[Website and app data records]:
########################################
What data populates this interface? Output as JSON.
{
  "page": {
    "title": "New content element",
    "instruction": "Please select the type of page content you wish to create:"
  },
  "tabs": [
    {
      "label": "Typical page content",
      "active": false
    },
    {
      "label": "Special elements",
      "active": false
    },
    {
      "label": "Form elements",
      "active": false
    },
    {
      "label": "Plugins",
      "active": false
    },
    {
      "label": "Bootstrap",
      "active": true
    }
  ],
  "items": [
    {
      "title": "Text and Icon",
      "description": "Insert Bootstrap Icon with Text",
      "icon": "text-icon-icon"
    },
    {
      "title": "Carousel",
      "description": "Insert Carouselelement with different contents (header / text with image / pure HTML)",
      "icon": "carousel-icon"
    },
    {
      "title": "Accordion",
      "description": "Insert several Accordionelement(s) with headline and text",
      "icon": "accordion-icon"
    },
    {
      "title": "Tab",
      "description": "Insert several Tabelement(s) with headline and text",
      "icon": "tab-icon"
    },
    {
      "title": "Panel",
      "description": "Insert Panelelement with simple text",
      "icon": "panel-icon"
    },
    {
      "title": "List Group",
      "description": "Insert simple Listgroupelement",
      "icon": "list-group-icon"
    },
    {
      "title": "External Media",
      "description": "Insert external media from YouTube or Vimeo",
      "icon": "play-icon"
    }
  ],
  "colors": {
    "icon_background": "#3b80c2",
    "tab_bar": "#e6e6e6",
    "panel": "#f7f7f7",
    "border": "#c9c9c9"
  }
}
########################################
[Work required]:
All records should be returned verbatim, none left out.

[Response to this exercise]:
What data populates this interface? Output as JSON.
{
  "page": {
    "title": "New content element",
    "instruction": "Please select the type of page content you wish to create:"
  },
  "tabs": [
    {
      "label": "Typical page content",
      "active": false
    },
    {
      "label": "Special elements",
      "active": false
    },
    {
      "label": "Form elements",
      "active": false
    },
    {
      "label": "Plugins",
      "active": false
    },
    {
      "label": "Bootstrap",
      "active": true
    }
  ],
  "items": [
    {
      "title": "Text and Icon",
      "description": "Insert Bootstrap Icon with Text",
      "icon": "text-icon-icon"
    },
    {
      "title": "Carousel",
      "description": "Insert Carouselelement with different contents (header / text with image / pure HTML)",
      "icon": "carousel-icon"
    },
    {
      "title": "Accordion",
      "description": "Insert several Accordionelement(s) with headline and text",
      "icon": "accordion-icon"
    },
    {
      "title": "Tab",
      "description": "Insert several Tabelement(s) with headline and text",
      "icon": "tab-icon"
    },
    {
      "title": "Panel",
      "description": "Insert Panelelement with simple text",
      "icon": "panel-icon"
    },
    {
      "title": "List Group",
      "description": "Insert simple Listgroupelement",
      "icon": "list-group-icon"
    },
    {
      "title": "External Media",
      "description": "Insert external media from YouTube or Vimeo",
      "icon": "play-icon"
    }
  ],
  "colors": {
    "icon_background": "#3b80c2",
    "tab_bar": "#e6e6e6",
    "panel": "#f7f7f7",
    "border": "#c9c9c9"
  }
}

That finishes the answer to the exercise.